Even Dewhurst, as big a personality as her stage and screen presence might suggest, fails to give this lethargic production a much-needed jolt. Perhaps the play might have woken up had her future husband, the rambunctious actor George C. Scott, appeared, instead of his misbehavior constantly being described.

Papp’s personal life with his Mormon wife’s Utah family is referenced, as is his being questioned by HUAC regarding his politics; it resulted in his taking the Fifth Amendment and losing his CBS job. There’s a lot of material about his trying to get city (Robert Moses, of course) and union support for his dream of a free Shakespeare theatre, a principle that also gets plenty of stage time. Naturally, the conversations invoke other tidbits of New York cultural life in 1958, including the incipient Lincoln Center project. But a string of anecdotes (even if amusing) and historical references do not a play--a good one, at any rate--make.

Nelson, who also directed, approaches the material in the same manner he used in his Apple Family and Gabriel plays, which I admired. The characters sit at tables and chairs in a space surrounded by the audience on three sides. In the first scene the furniture is arranged to suggest a rehearsal room at the Hecksher Auditorium on the Upper East Side. The second is dominated (as in The Apple Plays) by a dining table at Dewhurst’s Upper West Side apartment. And the third is outdoors, on a temporary stage at Central Park’s Belvedere Lake, where the Delacorte stands today.
John Margaro, Blake DeLong, Naian Gonzaelx Norvind, Rosie Benton, Will Brill. Photo: Joan Marcus.
The dialogue and behavior seek to be ordinary, casual, and off the cuff, as untheatrical as possible; the speaking is often so low key that early reviews and word of mouth are causing the longest lines I’ve ever seen at the Anspacher to borrow assisted listening devices. 
Fran Kranz, Will Brill, John Margaro. Photo: Joan Marcus.
Given that so much of the talk is small talk, that “dramatic” moments arise very sporadically, and that the play’s narrative arc is so langourous, the play quickly begins to drag, a problem that only grows worse. Watching these theatre folk sit around Colleen Dewhurst’s dinner table and chatter away is more like sitting at a boring Downton Abbey dinner party among British gentility than a gathering of hot-blooded New York theatre people. 

Those who know something of the history will certainly find it interesting to be in the presence of the personalities who created it but few will know what any of these people look(ed) like apart from Dewhurst or Papp, he mostly from the many photos of him in the media. And with the inside stories behind Papp’s problems expressed so naturalistically, even elliptically, I can’t imagine how those not familiar with the background could possibly find this dramatization interesting.

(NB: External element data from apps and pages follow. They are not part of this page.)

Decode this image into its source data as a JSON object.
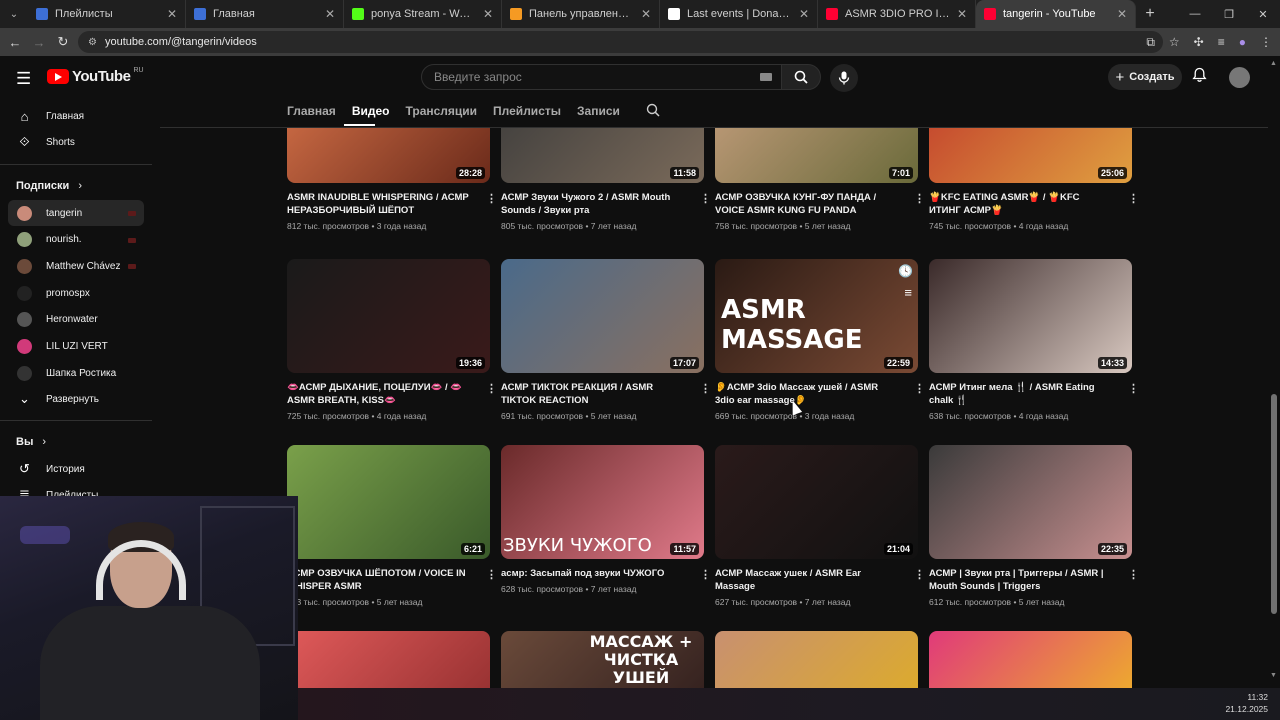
{
  "browser": {
    "tabs": [
      {
        "label": "Плейлисты",
        "fav_color": "#3d6fd6"
      },
      {
        "label": "Главная",
        "fav_color": "#3d6fd6"
      },
      {
        "label": "ponya Stream - Watch Live on",
        "fav_color": "#53fc18"
      },
      {
        "label": "Панель управления - Donatio",
        "fav_color": "#f59a23"
      },
      {
        "label": "Last events | DonatePay",
        "fav_color": "#ffffff"
      },
      {
        "label": "ASMR 3DIO PRO II / Рассыльк",
        "fav_color": "#ff0033"
      },
      {
        "label": "tangerin - YouTube",
        "fav_color": "#ff0033"
      }
    ],
    "url": "youtube.com/@tangerin/videos"
  },
  "header": {
    "logo_text": "YouTube",
    "logo_region": "RU",
    "search_placeholder": "Введите запрос",
    "create_label": "Создать"
  },
  "sidebar": {
    "main": [
      {
        "label": "Главная",
        "icon": "home-icon"
      },
      {
        "label": "Shorts",
        "icon": "shorts-icon"
      }
    ],
    "subs_heading": "Подписки",
    "subs": [
      {
        "label": "tangerin",
        "color": "#c98b7a",
        "live": true,
        "active": true
      },
      {
        "label": "nourish.",
        "color": "#8fa07a",
        "live": true
      },
      {
        "label": "Matthew Chávez",
        "color": "#6b4a3a",
        "live": true
      },
      {
        "label": "promospx",
        "color": "#222222",
        "live": false
      },
      {
        "label": "Heronwater",
        "color": "#555555",
        "live": false
      },
      {
        "label": "LIL UZI VERT",
        "color": "#d13a7a",
        "live": false
      },
      {
        "label": "Шапка Ростика",
        "color": "#333333",
        "live": false
      }
    ],
    "expand_label": "Развернуть",
    "you_heading": "Вы",
    "you_items": [
      {
        "label": "История",
        "icon": "history-icon"
      },
      {
        "label": "Плейлисты",
        "icon": "playlist-icon"
      }
    ]
  },
  "channel_tabs": [
    "Главная",
    "Видео",
    "Трансляции",
    "Плейлисты",
    "Записи"
  ],
  "active_tab": "Видео",
  "videos": [
    {
      "title": "ASMR INAUDIBLE WHISPERING / АСМР НЕРАЗБОРЧИВЫЙ ШЁПОТ",
      "views": "812 тыс. просмотров",
      "age": "3 года назад",
      "duration": "28:28",
      "bg": "linear-gradient(135deg,#d9744a,#6a2a1a)"
    },
    {
      "title": "АСМР Звуки Чужого 2 / ASMR Mouth Sounds / Звуки рта",
      "views": "805 тыс. просмотров",
      "age": "7 лет назад",
      "duration": "11:58",
      "bg": "linear-gradient(135deg,#3a3a3a,#7a6a5a)"
    },
    {
      "title": "АСМР ОЗВУЧКА КУНГ-ФУ ПАНДА / VOICE ASMR KUNG FU PANDA",
      "views": "758 тыс. просмотров",
      "age": "5 лет назад",
      "duration": "7:01",
      "bg": "linear-gradient(135deg,#c8a080,#6a6a3a)"
    },
    {
      "title": "🍟KFC EATING ASMR🍟 / 🍟KFC ИТИНГ АСМР🍟",
      "views": "745 тыс. просмотров",
      "age": "4 года назад",
      "duration": "25:06",
      "bg": "linear-gradient(135deg,#c0392b,#e0a040)"
    },
    {
      "title": "👄АСМР ДЫХАНИЕ, ПОЦЕЛУИ👄 / 👄 ASMR BREATH, KISS👄",
      "views": "725 тыс. просмотров",
      "age": "4 года назад",
      "duration": "19:36",
      "bg": "linear-gradient(135deg,#1a1a1a,#3a1a1a)"
    },
    {
      "title": "АСМР ТИКТОК РЕАКЦИЯ / ASMR TIKTOK REACTION",
      "views": "691 тыс. просмотров",
      "age": "5 лет назад",
      "duration": "17:07",
      "bg": "linear-gradient(135deg,#4a6a8a,#8a7060)"
    },
    {
      "title": "👂АСМР 3dio Массаж ушей / ASMR 3dio ear massage👂",
      "views": "669 тыс. просмотров",
      "age": "3 года назад",
      "duration": "22:59",
      "bg": "linear-gradient(135deg,#2a1a14,#7a4a34)",
      "overlay": "ASMR MASSAGE"
    },
    {
      "title": "АСМР Итинг мела 🍴 / ASMR Eating chalk 🍴",
      "views": "638 тыс. просмотров",
      "age": "4 года назад",
      "duration": "14:33",
      "bg": "linear-gradient(135deg,#3a2a2a,#d8c8c0)"
    },
    {
      "title": "АСМР ОЗВУЧКА ШЁПОТОМ / VOICE IN WHISPER ASMR",
      "views": "613 тыс. просмотров",
      "age": "5 лет назад",
      "duration": "6:21",
      "bg": "linear-gradient(135deg,#7aa04a,#3a5a2a)"
    },
    {
      "title": "асмр: Засыпай под звуки ЧУЖОГО",
      "views": "628 тыс. просмотров",
      "age": "7 лет назад",
      "duration": "11:57",
      "bg": "linear-gradient(135deg,#6a2a2a,#e07a8a)",
      "overlay": "ЗВУКИ ЧУЖОГО"
    },
    {
      "title": "АСМР Массаж ушек / ASMR Ear Massage",
      "views": "627 тыс. просмотров",
      "age": "7 лет назад",
      "duration": "21:04",
      "bg": "linear-gradient(135deg,#2a1a1a,#111111)"
    },
    {
      "title": "АСМР | Звуки рта | Триггеры / ASMR | Mouth Sounds | Triggers",
      "views": "612 тыс. просмотров",
      "age": "5 лет назад",
      "duration": "22:35",
      "bg": "linear-gradient(135deg,#3a3a3a,#c89090)"
    },
    {
      "title": "",
      "views": "",
      "age": "",
      "duration": "",
      "bg": "linear-gradient(135deg,#e05a5a,#8a2a2a)"
    },
    {
      "title": "",
      "views": "",
      "age": "",
      "duration": "",
      "bg": "linear-gradient(135deg,#6a4a3a,#2a1a1a)",
      "overlay": "МАССАЖ + ЧИСТКА УШЕЙ"
    },
    {
      "title": "",
      "views": "",
      "age": "",
      "duration": "",
      "bg": "linear-gradient(135deg,#c89070,#e0b020)"
    },
    {
      "title": "",
      "views": "",
      "age": "",
      "duration": "",
      "bg": "linear-gradient(135deg,#e03a7a,#f0c020)"
    }
  ],
  "clock": {
    "time": "11:32",
    "date": "21.12.2025"
  },
  "colors": {
    "accent": "#ff0000",
    "bg": "#0f0f0f"
  }
}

Watching the slow-paced, quotidian goings-on, and the dour seriousness of everyone involved, audiences must be wondering how such unexciting, commonplace folks could have been responsible for such monumental achievements.

Apart from Benton’s Dewhurst, who bears a vague resemblance to the original although of slighter build and thinner voice, none of the others come near to the people they’re playing. Most serious is Magaro’s morose, too young-looking Papp, lacking the impresario’s physical and emotional attractiveness, egotistic magnetism, and volatility.
John Margaro, Fran Kranz. Photo: Joan Marcus.
Without an explosively passionate Joe Papp on hand, Illyria is a Papp-le play without a core. Thank goodness, though, for the enduring legacy Papp gave us, especially the grand theatre presenting this play.

*I don’t know if the casting conflict existed of if the fictional Mary Bennett is a cover for a real actress. However, the play suggests Peggy Bennion was cast because Papp, who ended up directing Twelfth Night when Vaughan left, insisted on it. Brooks Atkinson’s review of her performance declared: “Peggy Bennion’s Olivia, beautiful to look at, lacks the lyrical and musical movement of an idealized character.”

**John Robertson’s name may not be familiar but he both stage managed and designed lights for a number of early Papp productions, including the Twelfth Night mentioned in the play.


Public Theater/Anspacher Theater
445 Lafayette St., NYC
Through November 26